■ **About this task**: Each record below should be reproduced as it is written, with pictures left out entirely.

■ **Provided information**:

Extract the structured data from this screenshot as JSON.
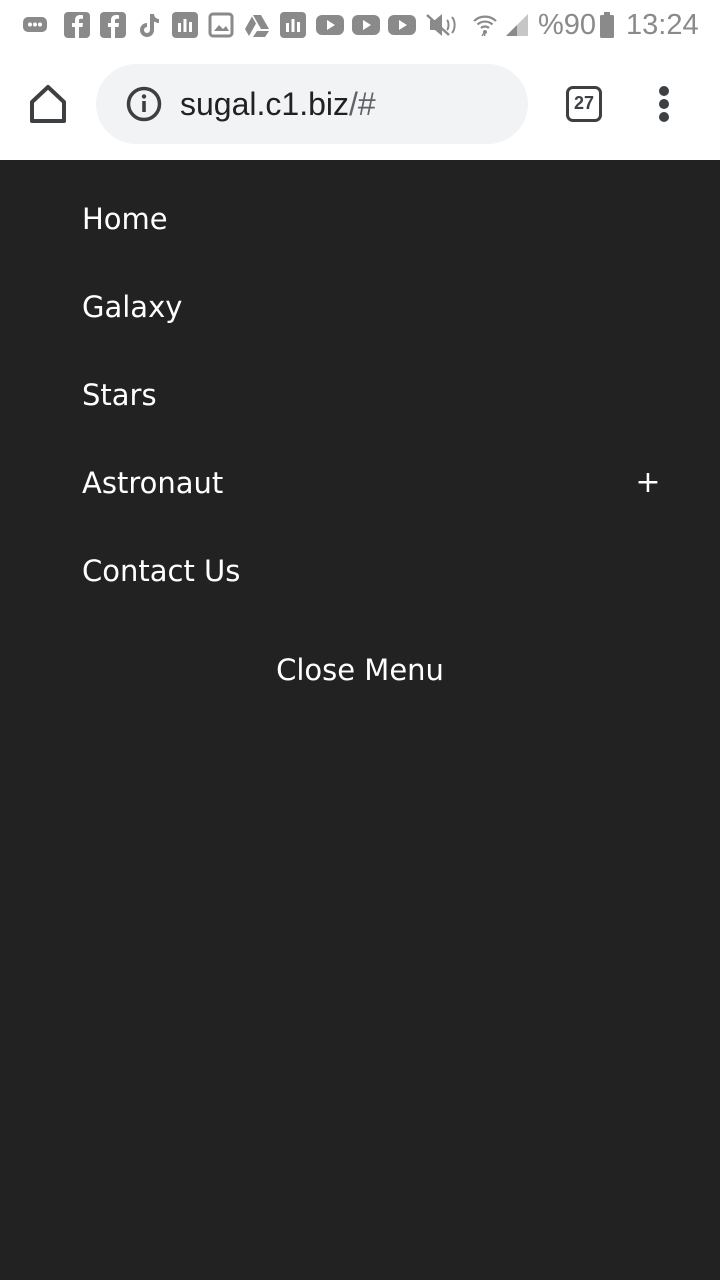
{
  "status_bar": {
    "battery_text": "%90",
    "time": "13:24",
    "icons": [
      "messages-icon",
      "facebook-icon",
      "facebook-icon",
      "tiktok-icon",
      "stats-icon",
      "gallery-icon",
      "drive-icon",
      "stats-icon",
      "youtube-icon",
      "youtube-icon",
      "youtube-icon",
      "mute-icon",
      "wifi-icon",
      "signal-icon",
      "battery-icon"
    ]
  },
  "browser": {
    "url_host": "sugal.c1.biz",
    "url_path": "/#",
    "tab_count": "27"
  },
  "nav": {
    "items": [
      {
        "label": "Home"
      },
      {
        "label": "Galaxy"
      },
      {
        "label": "Stars"
      },
      {
        "label": "Astronaut",
        "expand": "+"
      },
      {
        "label": "Contact Us"
      }
    ],
    "close_label": "Close Menu"
  }
}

■ **Finished task**:
Extract the structured data from this screenshot as JSON.
{
  "status_bar": {
    "battery_text": "%90",
    "time": "13:24",
    "icons": [
      "messages-icon",
      "facebook-icon",
      "facebook-icon",
      "tiktok-icon",
      "stats-icon",
      "gallery-icon",
      "drive-icon",
      "stats-icon",
      "youtube-icon",
      "youtube-icon",
      "youtube-icon",
      "mute-icon",
      "wifi-icon",
      "signal-icon",
      "battery-icon"
    ]
  },
  "browser": {
    "url_host": "sugal.c1.biz",
    "url_path": "/#",
    "tab_count": "27"
  },
  "nav": {
    "items": [
      {
        "label": "Home"
      },
      {
        "label": "Galaxy"
      },
      {
        "label": "Stars"
      },
      {
        "label": "Astronaut",
        "expand": "+"
      },
      {
        "label": "Contact Us"
      }
    ],
    "close_label": "Close Menu"
  }
}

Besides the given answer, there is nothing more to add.